Four female – one male protagonist. The settings: London, San Francisco, Vietnam, Mississippi, and Louisiana. Together they make up the five finalists for this year’s Middle Grade Fiction Cybils Awards. Each day this week I’ll have a review of each title:
- Monday: THE BLACKTHORN KEY
- Tuesday: BOOK SCAVENGER
- Wednesday: FOOTER DAVIS PROBABLY IS CRAZY
- Thursday: BLACKBIRD FLY (Today’s featured Finalist)
- Friday: LISTEN, SLOWLY
The best news is you can win a giveaway of all five hardback books by making a comment on any or all of those days (up to five entries). I’ll draw the name this Sunday (Feb. 21) at 6 pm EST. Good luck!
Middle school drama is brought forth in all its worst ways: bullying, hurt feelings, and a roller coast of emotions for those walking the halls of Chapel Spring Middle School. Yikes.
Apple Yengko tells her own story of life in Louisiana after moving there at an early age from the Philippines. Her mother made that decision after Apple’s father passed away. America would give them a better life. Apple is not so sure. She misses the sandy beaches and middle school is becoming a nightmare. Popular boys have circulated their traditional “Dog Log” list of the ugliest girls and Apple is listed third. She loses friends who only care how popular they are and making sure they look just right for the boys.
What Apple really wants is to learn how to play Beatles’ songs on a guitar. It’s that quest and new friendships that propel Apple to a new way of thinking about her future. Not every middle school is like this, but it sure paints a great picture of how smart kids can be so dumb.

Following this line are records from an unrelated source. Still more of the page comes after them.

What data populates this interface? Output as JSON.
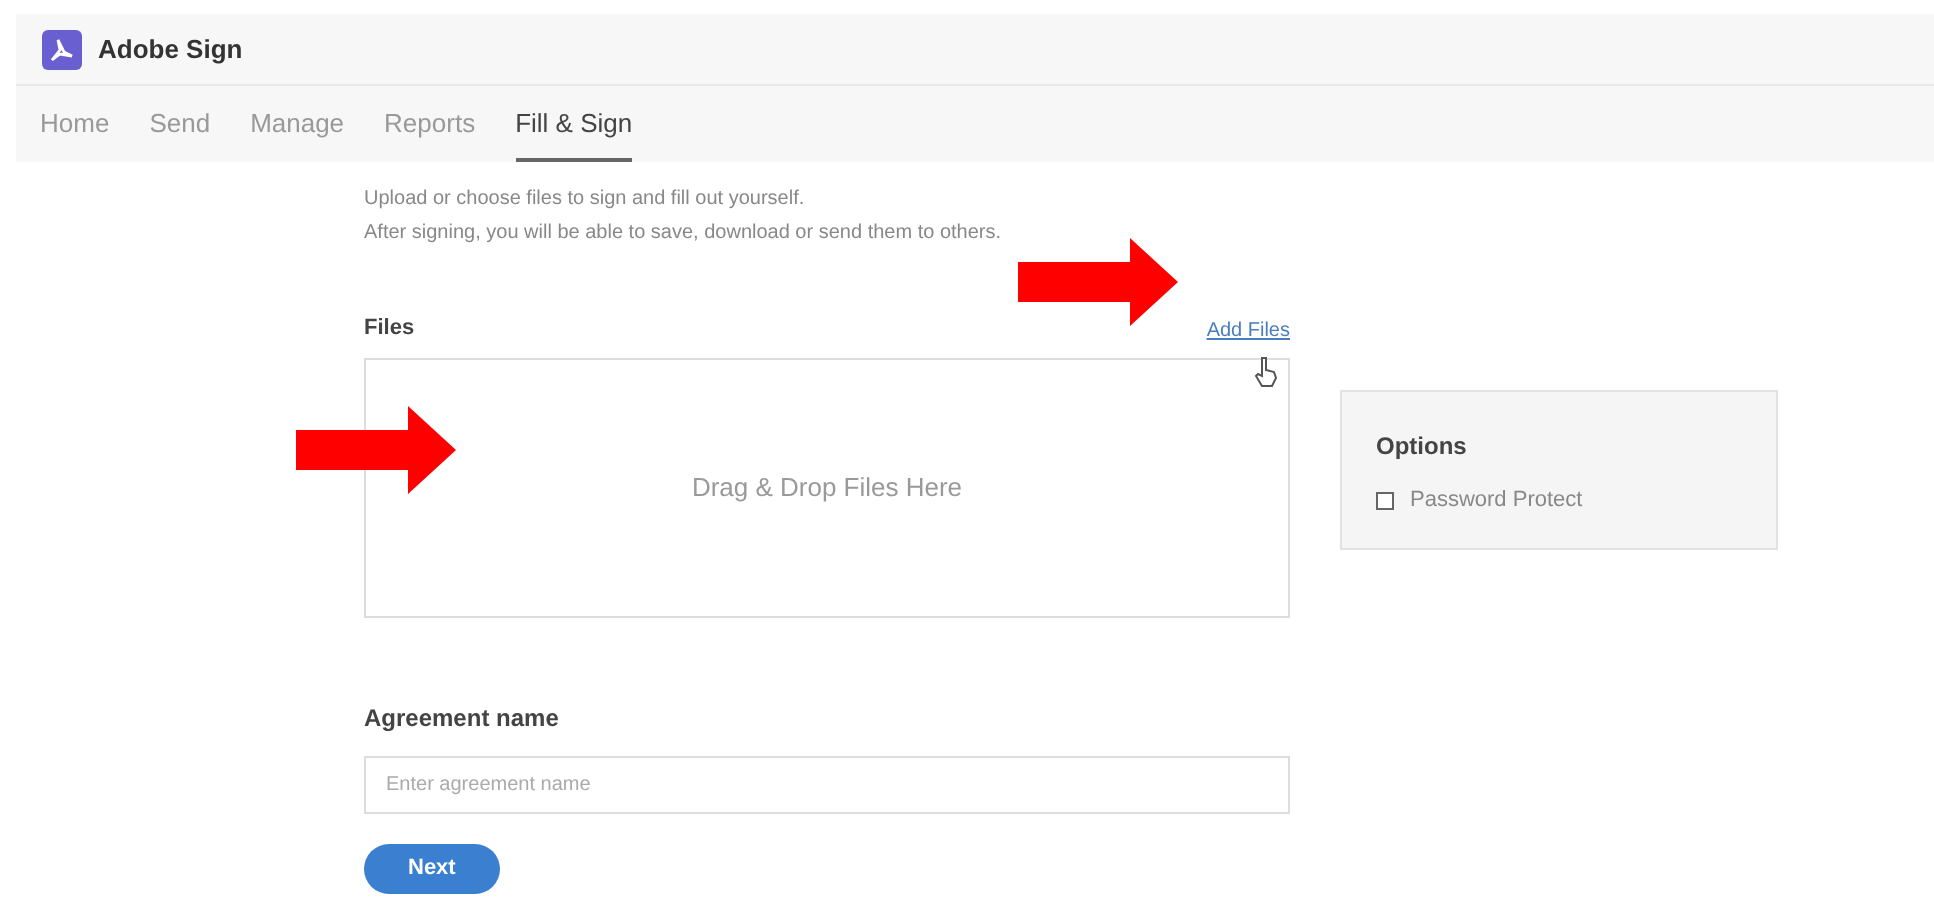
{
  "app": {
    "title": "Adobe Sign"
  },
  "tabs": [
    {
      "label": "Home",
      "selected": false
    },
    {
      "label": "Send",
      "selected": false
    },
    {
      "label": "Manage",
      "selected": false
    },
    {
      "label": "Reports",
      "selected": false
    },
    {
      "label": "Fill & Sign",
      "selected": true
    }
  ],
  "intro": [
    "Upload or choose files to sign and fill out yourself.",
    "After signing, you will be able to save, download or send them to others."
  ],
  "files": {
    "heading": "Files",
    "add_link": "Add Files",
    "drop_zone": "Drag & Drop Files Here"
  },
  "options": {
    "heading": "Options",
    "items": [
      {
        "label": "Password Protect",
        "checked": false
      }
    ]
  },
  "agreement": {
    "label": "Agreement name",
    "placeholder": "Enter agreement name"
  },
  "buttons": [
    "Next"
  ]
}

PUBLICATION DATE: 2015 WORD COUNT: 43,308 READING LEVEL: 4.4
FULL PLOT (From AMAZON) Apple has always felt a little different from her classmates. She and her mother moved to Louisiana from the Philippines when she was little, and her mother still cooks Filipino foods and chastises Apple for becoming “too American.” When Apple’s friends turn on her and everything about her life starts to seem weird and embarrassing, Apple turns to music. If she can just save enough to buy a guitar and learn to play, maybe she can change herself. It might be the music that saves her . . . or it might be her two new friends, who show her how special she really is. Erin Entrada Kelly deftly brings Apple’s conflicted emotions to the page in her debut novel about family, friendship, popularity, and going your own way.
FIVE THINGS TO LIKE ABOUT: BLACKBIRD FLY by Erin Entrada Kelly
- I don’t care what school you walk into, but you’ll always find a kid like Evan Temple. He befriends Apple and rises above the silliness of his classmates. He’s the true hero of the story.
- The Beatles are still a known singing group for many of this age. There are likely going to be a few more fans who will search out their music thanks to Apple’s love of Beatles’ songs. Here’s a playlist of the songs featured in the book.
- This should be required reading for any boy or girl who acts like one of the popular kids at Chapel Springs Middle. It shows how devastating stupid comments can be on an individual. I really wanted to see these kids disciplined but sadly their acts went unnoticed by the adults.
- Being true to oneself is a lesson that flies off the pages and hopefully settles on a few teens in the process.
- Diversity. No matter what color you bring to the table, this book will open your eyes as to how difficult it is for some to fit in based on where they came from.
FAVORITE LINES: The thing I remember about the Philippines is the water. It’s the most beautiful water you’ll ever see. It’s sparkling shades of green and blue and feels like it covers the whole world. I can remember the way it smelled too–salty and wet–and how the sand felt when it pushed between my toes. Sometimes I wonder what my life would be like if we had stayed there. My mother says she wanted us to have a better life, but when I think of splashing through the water and eating mangoes until the juice dripped down my chin, I don’t understand how our life in America is any better. In the Philippines, I would be just another face in the crowd. No one could call me a dog-eater or a dog. I would even be pretty.
AUTHOR QUOTE: Hi. I’m Erin. I love to write. You probably noticed that. I also love to read (yay, books!). Some of my big dreams are to cook the perfect pot of spaghetti, visit the Bronte parsonage in the English countryside, and learn how to play Blackbird on the guitar. For the record, none of those things have happened.
I wrote my first book in the second grade. The title of it was “The Two Orphans,” except I misspelled “orphans,” so it was actually “The Two Orpans.” The orphans were best friends who were adopted by separate families, so they were very sad. Then one of their houses burned down, so the families moved in together and they all lived happily ever after.
See more from Erin’s author website.
Make a comment if you have time as you could win all five Cybils Middle Grade Fiction Finalists. You’ll find the comment link below.